The Lancaster Longhouse harkens back to a time before white settlers came, when the Shenks Ferry, Conoy, Lenape, Mohawk, Nanticoke, Seneca, Shawnee, and Susquehannock had their homes in central Pennsylvania. Rather than being modeled after homes of specific tribes, the structure recreates features common to Eastern Woodland Indian construction between 1570 and 1770. The overall dimensions were based on a Susquehannock longhouse excavated in 1969 in Washington Boro, Lancaster County. The builders made slight concessions, such as using synthetic bark for the exterior, to improve its longevity, safety, and utility as an educational exhibit.
For more than fifty years, the Lancaster Mennonite Historical Society and the 1719 Hans Herr House and Museum have told the story of Lancaster County, its settlers, and the role of the Mennonite community in the history of the region. Recently, as part of their mission to represent the culture and context of Lancaster County’s first European settlers, they began to collaborate with the First Nations People’s Circle Legacy Center in Lancaster and members of the local Native American community.
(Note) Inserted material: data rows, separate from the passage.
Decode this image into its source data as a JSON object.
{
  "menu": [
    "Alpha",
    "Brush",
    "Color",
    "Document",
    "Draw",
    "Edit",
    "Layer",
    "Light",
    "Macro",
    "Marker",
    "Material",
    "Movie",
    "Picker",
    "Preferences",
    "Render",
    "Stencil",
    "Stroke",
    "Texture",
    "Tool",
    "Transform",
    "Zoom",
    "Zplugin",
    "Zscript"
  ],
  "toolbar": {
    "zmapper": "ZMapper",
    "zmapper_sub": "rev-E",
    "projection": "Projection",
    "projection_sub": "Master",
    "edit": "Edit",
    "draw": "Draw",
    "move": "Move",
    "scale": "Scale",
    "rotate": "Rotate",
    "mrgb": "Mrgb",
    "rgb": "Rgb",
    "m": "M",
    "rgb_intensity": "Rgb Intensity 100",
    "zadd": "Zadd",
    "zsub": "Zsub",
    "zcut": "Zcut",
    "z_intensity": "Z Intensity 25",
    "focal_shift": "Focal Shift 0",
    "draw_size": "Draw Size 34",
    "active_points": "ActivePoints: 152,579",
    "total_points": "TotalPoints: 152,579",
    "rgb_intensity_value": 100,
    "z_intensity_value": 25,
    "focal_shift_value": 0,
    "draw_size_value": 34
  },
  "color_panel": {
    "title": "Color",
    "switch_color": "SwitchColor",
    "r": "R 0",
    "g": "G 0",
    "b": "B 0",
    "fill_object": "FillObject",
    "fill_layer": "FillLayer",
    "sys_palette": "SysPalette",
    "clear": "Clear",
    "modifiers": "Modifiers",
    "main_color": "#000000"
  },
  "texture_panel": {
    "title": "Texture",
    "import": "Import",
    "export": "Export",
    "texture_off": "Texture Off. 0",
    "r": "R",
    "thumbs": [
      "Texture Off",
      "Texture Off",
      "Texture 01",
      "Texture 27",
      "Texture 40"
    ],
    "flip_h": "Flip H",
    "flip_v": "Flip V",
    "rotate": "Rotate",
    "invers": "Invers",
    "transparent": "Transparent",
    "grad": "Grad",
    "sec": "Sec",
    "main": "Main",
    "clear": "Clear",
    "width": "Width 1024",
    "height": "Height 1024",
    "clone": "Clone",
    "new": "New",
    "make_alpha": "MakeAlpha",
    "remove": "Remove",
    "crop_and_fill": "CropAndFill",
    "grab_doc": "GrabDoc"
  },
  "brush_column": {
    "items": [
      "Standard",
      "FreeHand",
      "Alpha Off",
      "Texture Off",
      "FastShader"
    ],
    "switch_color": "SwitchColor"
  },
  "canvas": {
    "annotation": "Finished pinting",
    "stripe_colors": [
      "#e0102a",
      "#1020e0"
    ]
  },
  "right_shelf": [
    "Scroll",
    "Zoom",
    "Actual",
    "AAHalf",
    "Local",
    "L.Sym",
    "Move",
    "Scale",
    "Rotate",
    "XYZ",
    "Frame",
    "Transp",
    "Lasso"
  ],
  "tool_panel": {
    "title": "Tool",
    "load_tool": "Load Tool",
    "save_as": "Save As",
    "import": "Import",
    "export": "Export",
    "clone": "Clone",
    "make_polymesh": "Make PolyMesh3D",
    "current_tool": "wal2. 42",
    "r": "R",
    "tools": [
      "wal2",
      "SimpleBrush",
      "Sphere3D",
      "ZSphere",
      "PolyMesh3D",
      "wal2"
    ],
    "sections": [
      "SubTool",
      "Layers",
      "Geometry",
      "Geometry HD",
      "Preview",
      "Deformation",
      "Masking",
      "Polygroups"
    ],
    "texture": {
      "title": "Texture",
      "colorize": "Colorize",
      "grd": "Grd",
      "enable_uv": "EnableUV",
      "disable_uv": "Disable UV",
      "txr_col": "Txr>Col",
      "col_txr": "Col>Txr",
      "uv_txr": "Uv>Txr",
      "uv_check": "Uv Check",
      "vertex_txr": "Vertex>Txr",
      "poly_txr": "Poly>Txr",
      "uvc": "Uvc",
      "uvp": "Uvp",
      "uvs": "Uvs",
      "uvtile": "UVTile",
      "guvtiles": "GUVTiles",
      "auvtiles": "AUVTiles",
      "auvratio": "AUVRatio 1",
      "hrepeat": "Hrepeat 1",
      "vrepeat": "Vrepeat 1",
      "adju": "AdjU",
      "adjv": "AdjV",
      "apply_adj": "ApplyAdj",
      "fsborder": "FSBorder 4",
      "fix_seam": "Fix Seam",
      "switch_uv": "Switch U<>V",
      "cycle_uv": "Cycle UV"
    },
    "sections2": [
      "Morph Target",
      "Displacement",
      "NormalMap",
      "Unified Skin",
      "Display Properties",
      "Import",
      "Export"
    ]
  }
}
That relationship culminated with the installation of a replica Native American longhouse to honor Pennsylvania’s native people and to tell a more complete Lancaster County story.
The longhouse is one of the few interactive outdoor exhibits of Native American life in Pennsylvania and one of only a few similar buildings in Pennsylvania. It helps to instill awareness of the history of Pennsylvania before European settlement and create awareness of Native influence on Lancaster County during the colonial period. It introduces visitors to the contemporary Native American presence in Pennsylvania, and it also supports the appreciation of ancient crafts practiced by local artisans as well as education about their lives, customs, and cultures.
Maize and Snitz Festival
Celebrate local Native Americans and Pennsylvania German cultures with this fall festival.
“Maize” is the variety of corn grown by the indigenous Native Americans in Lancaster. “Snitz” in German literally means “slice.” For the Pennsylvania German immigrants who first settled in Lancaster County, “snitz” referred especially to sliced, dried apples. Celebrate both cultures with the 1719 Hans Herr House & Museum.
Well, not any old furniture—Native American artisans and other craftspeople are working to make reproduction artifacts that will furnish the Lancaster Longhouse. longhouse furnishings 2015
If you or someone you know is skilled at working with stone, fibers, bone, clay, wood, metal, or hide please talk to Becky Gochnauer at firstname.lastname@example.org.